It's difficult to demonstrate the force of these books, or to justify the claim of their authenticity, without extensive quotation, because since they're a kind of poem, sanction lies in the voice itself. The point is not that A Good Day to Die is real because it's factually accurate about fly fishing—so is the L. L. Bean catalogue—but because it sustains at a true pitch one agonized tone pondering the disasters of an American life—absolutely concrete, partial, particular and fixed in time. It's a work of art. A bad novel but a work of art. What a strange accomplishment!
William Crawford Woods, "What a Strange Accomplishment!" in Book World—The Washington Post (© The Washington Post), September 9, 1973, p. 4.
If modern insanity, the bankruptcy of American dreams, and the attempt to struggle for an inner meaning in the midst of chaos have become old hat in American fiction, this novel ["A Good Day to Die"] is nevertheless noteworthy. Its characters are real, its language is genuine and poetic, and its themes are aesthetically embodied in, rather than painted onto, its "Westward" plot.
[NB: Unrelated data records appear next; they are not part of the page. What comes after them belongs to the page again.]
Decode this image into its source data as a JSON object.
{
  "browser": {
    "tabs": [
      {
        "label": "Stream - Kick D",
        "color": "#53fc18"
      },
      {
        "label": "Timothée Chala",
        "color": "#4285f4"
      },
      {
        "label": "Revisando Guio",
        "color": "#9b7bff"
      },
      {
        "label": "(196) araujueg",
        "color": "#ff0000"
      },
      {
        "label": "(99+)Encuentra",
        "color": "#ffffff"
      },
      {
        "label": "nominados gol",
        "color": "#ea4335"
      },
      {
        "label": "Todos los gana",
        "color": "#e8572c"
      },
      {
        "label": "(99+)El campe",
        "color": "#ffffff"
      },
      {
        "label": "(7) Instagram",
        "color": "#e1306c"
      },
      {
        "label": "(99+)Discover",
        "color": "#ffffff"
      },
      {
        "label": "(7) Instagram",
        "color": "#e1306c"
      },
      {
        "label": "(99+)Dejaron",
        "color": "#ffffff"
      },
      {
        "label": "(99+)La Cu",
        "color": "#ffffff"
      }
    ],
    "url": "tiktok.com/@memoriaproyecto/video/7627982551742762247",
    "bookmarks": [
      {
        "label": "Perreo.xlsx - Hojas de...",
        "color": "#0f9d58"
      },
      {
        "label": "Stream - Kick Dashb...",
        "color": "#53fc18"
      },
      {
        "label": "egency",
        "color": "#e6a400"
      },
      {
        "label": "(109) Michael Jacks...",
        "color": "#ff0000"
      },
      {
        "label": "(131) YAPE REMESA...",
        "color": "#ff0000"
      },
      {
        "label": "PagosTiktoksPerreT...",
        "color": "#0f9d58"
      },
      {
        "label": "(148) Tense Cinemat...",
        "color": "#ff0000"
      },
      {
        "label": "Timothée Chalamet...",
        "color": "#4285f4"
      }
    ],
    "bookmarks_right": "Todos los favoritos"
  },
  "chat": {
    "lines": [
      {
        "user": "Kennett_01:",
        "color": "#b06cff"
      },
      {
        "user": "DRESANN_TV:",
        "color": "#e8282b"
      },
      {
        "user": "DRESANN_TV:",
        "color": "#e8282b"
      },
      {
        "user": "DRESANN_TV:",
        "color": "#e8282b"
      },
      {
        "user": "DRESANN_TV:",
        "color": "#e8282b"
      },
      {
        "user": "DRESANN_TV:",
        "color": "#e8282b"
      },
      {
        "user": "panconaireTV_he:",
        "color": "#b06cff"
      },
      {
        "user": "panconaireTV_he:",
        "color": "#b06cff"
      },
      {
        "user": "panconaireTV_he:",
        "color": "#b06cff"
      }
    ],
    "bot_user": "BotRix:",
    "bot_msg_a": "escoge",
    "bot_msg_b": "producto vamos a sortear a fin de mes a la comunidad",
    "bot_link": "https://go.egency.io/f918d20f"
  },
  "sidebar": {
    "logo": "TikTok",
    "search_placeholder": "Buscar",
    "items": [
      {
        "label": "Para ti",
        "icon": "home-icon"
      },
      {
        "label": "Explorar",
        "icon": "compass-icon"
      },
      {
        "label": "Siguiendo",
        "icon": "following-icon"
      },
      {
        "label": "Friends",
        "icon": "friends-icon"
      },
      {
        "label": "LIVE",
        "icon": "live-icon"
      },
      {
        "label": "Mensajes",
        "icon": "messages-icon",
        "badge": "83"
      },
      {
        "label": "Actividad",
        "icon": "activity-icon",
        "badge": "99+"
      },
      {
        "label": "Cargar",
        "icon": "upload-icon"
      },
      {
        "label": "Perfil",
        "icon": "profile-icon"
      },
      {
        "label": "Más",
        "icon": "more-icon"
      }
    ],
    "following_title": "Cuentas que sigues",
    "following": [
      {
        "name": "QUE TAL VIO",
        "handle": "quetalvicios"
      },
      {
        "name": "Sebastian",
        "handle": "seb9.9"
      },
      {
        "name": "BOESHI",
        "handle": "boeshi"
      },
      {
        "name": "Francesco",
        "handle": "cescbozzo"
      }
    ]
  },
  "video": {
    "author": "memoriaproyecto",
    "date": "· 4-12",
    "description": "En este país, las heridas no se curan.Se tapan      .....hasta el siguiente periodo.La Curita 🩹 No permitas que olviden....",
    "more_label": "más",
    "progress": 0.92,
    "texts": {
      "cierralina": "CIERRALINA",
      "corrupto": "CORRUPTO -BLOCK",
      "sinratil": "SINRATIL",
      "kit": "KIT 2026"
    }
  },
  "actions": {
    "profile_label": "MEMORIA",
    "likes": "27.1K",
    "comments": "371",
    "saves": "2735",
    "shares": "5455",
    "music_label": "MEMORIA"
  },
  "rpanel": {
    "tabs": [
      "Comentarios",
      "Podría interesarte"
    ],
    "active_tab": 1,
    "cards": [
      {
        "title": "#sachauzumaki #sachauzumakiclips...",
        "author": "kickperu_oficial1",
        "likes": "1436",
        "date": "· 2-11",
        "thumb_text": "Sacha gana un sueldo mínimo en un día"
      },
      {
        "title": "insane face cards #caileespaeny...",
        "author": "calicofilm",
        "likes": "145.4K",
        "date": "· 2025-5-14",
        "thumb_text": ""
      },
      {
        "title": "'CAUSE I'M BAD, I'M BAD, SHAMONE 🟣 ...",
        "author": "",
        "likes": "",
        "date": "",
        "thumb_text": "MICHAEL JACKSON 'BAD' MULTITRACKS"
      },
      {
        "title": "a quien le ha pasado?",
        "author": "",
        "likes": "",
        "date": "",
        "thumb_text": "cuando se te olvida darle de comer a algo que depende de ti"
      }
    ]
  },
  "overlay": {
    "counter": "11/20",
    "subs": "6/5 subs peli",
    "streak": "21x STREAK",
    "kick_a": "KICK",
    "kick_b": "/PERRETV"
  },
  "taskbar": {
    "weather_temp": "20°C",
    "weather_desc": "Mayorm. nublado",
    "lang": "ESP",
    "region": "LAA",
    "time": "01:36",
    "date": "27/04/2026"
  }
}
Harrison is a fine writer. (p. 1866)
Choice (copyright © by American Library Association), February, 1974.